There is no visible brake cable. Everything's tucked away inside the forks.
Woody Itson, august 2011: There was also a frame designed with the same basic type of set up, but it never went into production.
Fall 1986, Hutch had financial difficulties and dropped their team.
|1987||HUTCH TRICK STAR 2.
Hutch Trickstar II Frame & Fork circa 1987. Candy Apple Red, Candy Apple Blue, White or Chrome. Comes with fork pegs.
Woody Itson, august 2011: The Trick Star 2 came after I was gone from Hutch.
Bicross Magazine mars 1987: Monsieur Hutchins a enfin compris qu'il n'était plus possible de produire des bx aux Etats-Unis, les coûts étant trop élevés. Il fait désormais fabriquer presque comme tout le monde, à Taïwan.
Bicross Magazine juillet 1987: Hutch est en partie racheté par un grand distributeur de Louisville. Rick Hutchins reste patron exécutif. Les team de free et de course sont dissous.
BMX Action july 1987: Hutch has been sold... or been bought, depending on which way you look at it. The new owner is William Bellis, Sr.,a very well-off businessman who flies all over the U.S. in his personal Lear jet and owns 25 different companies -some of them bicycle related. Richard Hutchins, who will still be running the company, says Bellis has owned Louisville Cycle for quite a while and just purchased Columbus Cycles last year. Hutch (the company) is now considered to be a division of Columbus Cycle, having distribution centers in Columbus, Ohio, Atlanta, Georgia, Chicago, Illinois, and now... Baltimore, Maryland. Hutch describes the deal as being «Good for us, good for them, and good for everyone.» He also says that what is going on with the BMX industry right now is simular to what happened in the car industry. «People have always bought their competition. Pretty soon, I'd expect to see five major manufacturers.» So far, that seems to be the way the things are going -Service Cycle bought Mongoose, West Coast bought Haro, Seattle Bike Supply worked out a deal with Red Line, and now Columbus Cycle purchases Hutch. What'll be next ?

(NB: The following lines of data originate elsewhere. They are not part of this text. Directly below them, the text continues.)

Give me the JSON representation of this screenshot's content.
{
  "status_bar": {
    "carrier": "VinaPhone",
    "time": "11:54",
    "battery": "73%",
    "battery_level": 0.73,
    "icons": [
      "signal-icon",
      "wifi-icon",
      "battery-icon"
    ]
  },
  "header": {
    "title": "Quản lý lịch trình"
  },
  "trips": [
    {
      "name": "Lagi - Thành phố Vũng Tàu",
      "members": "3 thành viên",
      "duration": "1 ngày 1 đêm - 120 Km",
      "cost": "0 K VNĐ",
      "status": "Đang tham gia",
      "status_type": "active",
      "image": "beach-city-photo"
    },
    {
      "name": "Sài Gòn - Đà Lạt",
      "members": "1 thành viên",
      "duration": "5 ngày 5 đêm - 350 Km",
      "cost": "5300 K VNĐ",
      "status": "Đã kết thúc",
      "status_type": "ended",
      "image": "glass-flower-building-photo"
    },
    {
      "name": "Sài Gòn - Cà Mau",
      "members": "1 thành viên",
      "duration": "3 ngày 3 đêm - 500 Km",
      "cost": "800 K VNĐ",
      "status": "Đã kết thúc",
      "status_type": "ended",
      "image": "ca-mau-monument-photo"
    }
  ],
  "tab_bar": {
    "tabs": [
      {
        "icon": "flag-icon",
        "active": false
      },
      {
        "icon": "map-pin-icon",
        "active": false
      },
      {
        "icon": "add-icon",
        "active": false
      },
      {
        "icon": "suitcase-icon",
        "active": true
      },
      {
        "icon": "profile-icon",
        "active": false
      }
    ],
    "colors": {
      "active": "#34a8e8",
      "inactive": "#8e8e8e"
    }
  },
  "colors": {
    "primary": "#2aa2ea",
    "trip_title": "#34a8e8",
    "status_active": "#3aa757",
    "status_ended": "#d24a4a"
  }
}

Bob Morales designed bike, uniforms and graphics.
Frame and fork with every tube is 100% chromoly. Hutch Dually bars. Hutch pro stem. Sealed 48 wheeels. Hutch freestyle tires.
|1991||Jay Becht and his partner Mike Ferriel co-own Hutchins/Revcore.
Jay Becht, BMX Plus! may 1992: A man in town, Bill Bellis, purchased Hutchins/Revcore from Richard Hutchins and Roger Worsham. He then relocated both companies to Louisville, Kentucky. He had other businesses and not much time to run Hutchins/Revcore so he was looking for someone to help him out. I applied and got the job. I was in charge of management, sales, promotion and design. Mr. Bellis then sold the company to two other people. It turned out that they couldn't handle it so he took it back. He then offered it to Mike and myself in February of '91, right before the ABA WinterNationals last year. I know this was a good opportunity. The price was definitely one of the factors; besides, I've always wanted to own and run a bike company. Another reason is that I love BMX (I've raced since '82 and I've been a pro since '87. ) and I'm always trying to make it bigger. I think Hutchins/Revcore will make a difference in the future.
|HUTCH FREESTYLE TEAM|
|Rick Alison ex Mongoose (1988 - ....)|
Randy Bowser team manager 1985
Mike Buff december 1983 - ....
Brian Dean BMX Action june 1984: Hutch has just added a pro skatepark looney, Brian Dean, to the Hutch factory squad.
Mike Dominguez 1985 only
Woody Itson december 1983 - fall 1986. Designed Hutch Trick Star.Team manager in 1986.
Woody Itson, august 2011: I was the first Freestyle rider to sign with Hutch. Everette Rosecrans at Vans is the person who put me and Hutch together. The second rider was Mike Buff. There were no other rider at that time until I got Mike Dominguez on the team.
Dennis Langlais (1988 - ....)
Rick Moliterno In 1985 Woody Itson asked Hutch to "hook me up" with a frame and fork, and they did. - fall 1986.
Chris Pott (1988 - ....)
Donovan Riter Freestylin july 1985: Donovan Ritter was released from Haro and almost instantly picked up by Hutch.
José Yanez 1985 - ....